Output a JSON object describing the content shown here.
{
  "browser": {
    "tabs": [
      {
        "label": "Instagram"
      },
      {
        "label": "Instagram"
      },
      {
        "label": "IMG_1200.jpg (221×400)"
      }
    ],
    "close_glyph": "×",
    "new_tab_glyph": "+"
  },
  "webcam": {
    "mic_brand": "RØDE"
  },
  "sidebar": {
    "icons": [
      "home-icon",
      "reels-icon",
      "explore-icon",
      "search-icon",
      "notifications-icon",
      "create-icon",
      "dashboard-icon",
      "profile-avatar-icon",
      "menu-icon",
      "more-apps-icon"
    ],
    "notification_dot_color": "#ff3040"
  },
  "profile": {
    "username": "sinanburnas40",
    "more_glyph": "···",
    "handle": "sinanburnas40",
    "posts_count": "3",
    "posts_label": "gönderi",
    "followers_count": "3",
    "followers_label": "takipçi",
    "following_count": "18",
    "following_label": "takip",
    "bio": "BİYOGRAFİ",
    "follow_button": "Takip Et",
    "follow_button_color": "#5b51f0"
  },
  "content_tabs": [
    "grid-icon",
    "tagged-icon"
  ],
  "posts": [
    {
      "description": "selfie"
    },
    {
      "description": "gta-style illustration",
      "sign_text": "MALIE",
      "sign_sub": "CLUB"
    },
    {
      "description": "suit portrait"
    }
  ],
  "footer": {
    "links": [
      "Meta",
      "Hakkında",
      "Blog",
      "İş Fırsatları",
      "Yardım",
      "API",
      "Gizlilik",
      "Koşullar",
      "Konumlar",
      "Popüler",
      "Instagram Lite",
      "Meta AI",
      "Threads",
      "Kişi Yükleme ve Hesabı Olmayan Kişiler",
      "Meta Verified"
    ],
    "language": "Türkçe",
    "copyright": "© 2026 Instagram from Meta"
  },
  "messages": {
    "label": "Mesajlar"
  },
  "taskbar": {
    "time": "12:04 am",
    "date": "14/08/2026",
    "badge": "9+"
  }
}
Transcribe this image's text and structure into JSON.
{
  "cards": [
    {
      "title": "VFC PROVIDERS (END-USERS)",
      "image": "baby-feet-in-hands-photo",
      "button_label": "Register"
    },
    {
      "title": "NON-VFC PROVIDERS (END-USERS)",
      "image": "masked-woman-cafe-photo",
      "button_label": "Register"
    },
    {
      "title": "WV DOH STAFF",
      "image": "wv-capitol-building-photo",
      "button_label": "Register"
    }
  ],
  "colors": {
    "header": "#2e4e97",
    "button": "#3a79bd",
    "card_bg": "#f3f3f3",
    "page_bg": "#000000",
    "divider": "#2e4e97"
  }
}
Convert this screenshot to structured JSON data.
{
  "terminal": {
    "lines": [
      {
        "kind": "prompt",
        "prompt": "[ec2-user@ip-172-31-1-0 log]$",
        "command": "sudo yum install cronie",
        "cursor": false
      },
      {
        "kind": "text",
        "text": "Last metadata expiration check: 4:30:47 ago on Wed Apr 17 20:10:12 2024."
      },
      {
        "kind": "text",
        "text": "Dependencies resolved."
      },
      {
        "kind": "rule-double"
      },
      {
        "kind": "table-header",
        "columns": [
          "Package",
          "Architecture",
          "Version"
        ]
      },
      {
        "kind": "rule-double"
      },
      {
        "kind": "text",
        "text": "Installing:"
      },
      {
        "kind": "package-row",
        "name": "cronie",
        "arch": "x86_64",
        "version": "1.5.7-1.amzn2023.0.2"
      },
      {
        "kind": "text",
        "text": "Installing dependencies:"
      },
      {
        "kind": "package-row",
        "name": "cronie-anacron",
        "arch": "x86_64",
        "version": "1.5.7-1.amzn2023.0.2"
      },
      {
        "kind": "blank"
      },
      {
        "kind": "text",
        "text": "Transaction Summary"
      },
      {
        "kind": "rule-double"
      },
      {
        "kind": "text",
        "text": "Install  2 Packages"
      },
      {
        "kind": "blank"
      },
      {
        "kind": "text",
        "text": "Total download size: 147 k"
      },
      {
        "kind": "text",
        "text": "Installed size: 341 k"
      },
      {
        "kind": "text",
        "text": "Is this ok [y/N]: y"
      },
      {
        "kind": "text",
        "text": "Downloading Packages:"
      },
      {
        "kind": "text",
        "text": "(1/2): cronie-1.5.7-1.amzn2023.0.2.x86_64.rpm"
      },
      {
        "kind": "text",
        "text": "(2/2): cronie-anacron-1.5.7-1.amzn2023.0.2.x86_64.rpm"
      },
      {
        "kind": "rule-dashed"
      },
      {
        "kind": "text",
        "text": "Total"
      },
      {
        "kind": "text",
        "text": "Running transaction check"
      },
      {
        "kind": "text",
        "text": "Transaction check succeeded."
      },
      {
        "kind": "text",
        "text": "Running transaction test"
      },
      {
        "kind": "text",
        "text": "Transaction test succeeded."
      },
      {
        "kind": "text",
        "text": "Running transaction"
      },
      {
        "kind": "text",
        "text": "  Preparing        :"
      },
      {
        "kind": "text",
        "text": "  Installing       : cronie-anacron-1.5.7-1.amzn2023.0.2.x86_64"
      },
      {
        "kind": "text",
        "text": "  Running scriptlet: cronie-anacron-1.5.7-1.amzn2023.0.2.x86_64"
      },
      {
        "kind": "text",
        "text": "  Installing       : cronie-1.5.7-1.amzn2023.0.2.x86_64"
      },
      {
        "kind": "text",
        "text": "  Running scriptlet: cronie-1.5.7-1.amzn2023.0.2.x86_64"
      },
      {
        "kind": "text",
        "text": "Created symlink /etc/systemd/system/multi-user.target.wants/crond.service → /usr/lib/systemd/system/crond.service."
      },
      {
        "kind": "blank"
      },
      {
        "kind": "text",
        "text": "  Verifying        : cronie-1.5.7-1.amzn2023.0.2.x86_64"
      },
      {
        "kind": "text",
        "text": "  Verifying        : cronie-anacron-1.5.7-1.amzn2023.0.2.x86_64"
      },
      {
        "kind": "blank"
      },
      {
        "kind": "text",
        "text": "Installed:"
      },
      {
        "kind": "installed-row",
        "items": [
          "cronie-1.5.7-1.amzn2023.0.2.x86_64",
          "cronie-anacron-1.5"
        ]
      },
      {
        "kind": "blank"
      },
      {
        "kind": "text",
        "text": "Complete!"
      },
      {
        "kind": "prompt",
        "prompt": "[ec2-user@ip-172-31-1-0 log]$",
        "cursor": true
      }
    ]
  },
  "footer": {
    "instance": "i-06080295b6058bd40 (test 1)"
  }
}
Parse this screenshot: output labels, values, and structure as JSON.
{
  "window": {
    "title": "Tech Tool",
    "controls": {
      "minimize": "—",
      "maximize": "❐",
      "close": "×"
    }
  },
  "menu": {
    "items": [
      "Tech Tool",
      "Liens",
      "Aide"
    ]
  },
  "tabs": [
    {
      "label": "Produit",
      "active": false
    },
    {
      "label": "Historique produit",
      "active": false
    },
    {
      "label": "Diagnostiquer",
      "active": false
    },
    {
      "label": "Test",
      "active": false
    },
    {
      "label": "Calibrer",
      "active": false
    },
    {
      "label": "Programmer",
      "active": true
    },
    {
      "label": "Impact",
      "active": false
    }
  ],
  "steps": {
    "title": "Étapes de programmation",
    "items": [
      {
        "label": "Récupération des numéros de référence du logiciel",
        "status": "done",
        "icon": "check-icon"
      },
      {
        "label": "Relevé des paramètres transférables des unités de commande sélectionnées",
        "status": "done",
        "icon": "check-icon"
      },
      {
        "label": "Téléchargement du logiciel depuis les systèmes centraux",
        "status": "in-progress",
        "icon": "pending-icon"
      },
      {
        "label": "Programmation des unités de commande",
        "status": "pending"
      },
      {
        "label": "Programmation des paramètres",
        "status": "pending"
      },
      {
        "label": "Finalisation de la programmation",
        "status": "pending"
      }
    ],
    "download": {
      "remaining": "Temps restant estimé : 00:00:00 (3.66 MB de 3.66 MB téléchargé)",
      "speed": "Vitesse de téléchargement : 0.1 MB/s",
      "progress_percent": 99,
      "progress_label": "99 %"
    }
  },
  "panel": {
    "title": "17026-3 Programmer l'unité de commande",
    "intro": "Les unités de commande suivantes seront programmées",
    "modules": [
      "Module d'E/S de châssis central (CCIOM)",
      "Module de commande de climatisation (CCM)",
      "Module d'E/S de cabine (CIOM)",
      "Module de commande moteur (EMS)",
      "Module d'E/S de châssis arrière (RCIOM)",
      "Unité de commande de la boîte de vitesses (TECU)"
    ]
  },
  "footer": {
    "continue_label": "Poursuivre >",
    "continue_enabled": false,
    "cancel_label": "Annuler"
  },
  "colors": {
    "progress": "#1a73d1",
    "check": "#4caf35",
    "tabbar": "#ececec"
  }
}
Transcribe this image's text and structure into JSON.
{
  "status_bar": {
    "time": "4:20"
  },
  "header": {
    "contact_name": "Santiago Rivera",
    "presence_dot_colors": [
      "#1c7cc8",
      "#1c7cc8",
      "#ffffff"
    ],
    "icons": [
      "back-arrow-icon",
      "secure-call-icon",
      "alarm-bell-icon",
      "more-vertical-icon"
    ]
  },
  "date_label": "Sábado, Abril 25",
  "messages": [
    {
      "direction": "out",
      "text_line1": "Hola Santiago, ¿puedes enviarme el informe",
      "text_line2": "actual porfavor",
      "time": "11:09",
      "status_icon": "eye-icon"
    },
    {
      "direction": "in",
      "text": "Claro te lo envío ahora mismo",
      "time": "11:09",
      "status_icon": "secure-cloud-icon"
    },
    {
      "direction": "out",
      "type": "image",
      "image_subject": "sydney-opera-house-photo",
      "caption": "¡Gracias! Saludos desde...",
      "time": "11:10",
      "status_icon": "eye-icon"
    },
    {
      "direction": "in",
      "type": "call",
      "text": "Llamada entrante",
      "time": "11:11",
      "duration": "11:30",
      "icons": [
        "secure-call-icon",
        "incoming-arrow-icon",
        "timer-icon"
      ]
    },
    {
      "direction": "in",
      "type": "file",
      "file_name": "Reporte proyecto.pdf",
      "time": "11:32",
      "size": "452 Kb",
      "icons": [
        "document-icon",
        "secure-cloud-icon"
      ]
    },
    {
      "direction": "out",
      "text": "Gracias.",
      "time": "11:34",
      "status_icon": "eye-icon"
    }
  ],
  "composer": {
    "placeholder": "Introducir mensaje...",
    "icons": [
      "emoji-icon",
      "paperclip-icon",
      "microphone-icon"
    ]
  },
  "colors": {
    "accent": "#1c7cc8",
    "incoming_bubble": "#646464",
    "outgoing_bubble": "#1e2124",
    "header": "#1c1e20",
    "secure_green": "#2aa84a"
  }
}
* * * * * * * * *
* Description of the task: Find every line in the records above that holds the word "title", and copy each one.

* Output for this task:
      "title": "VFC PROVIDERS (END-USERS)",
      "title": "NON-VFC PROVIDERS (END-USERS)",
      "title": "WV DOH STAFF",
    "title": "Tech Tool",
    "title": "Étapes de programmation",
    "title": "17026-3 Programmer l'unité de commande",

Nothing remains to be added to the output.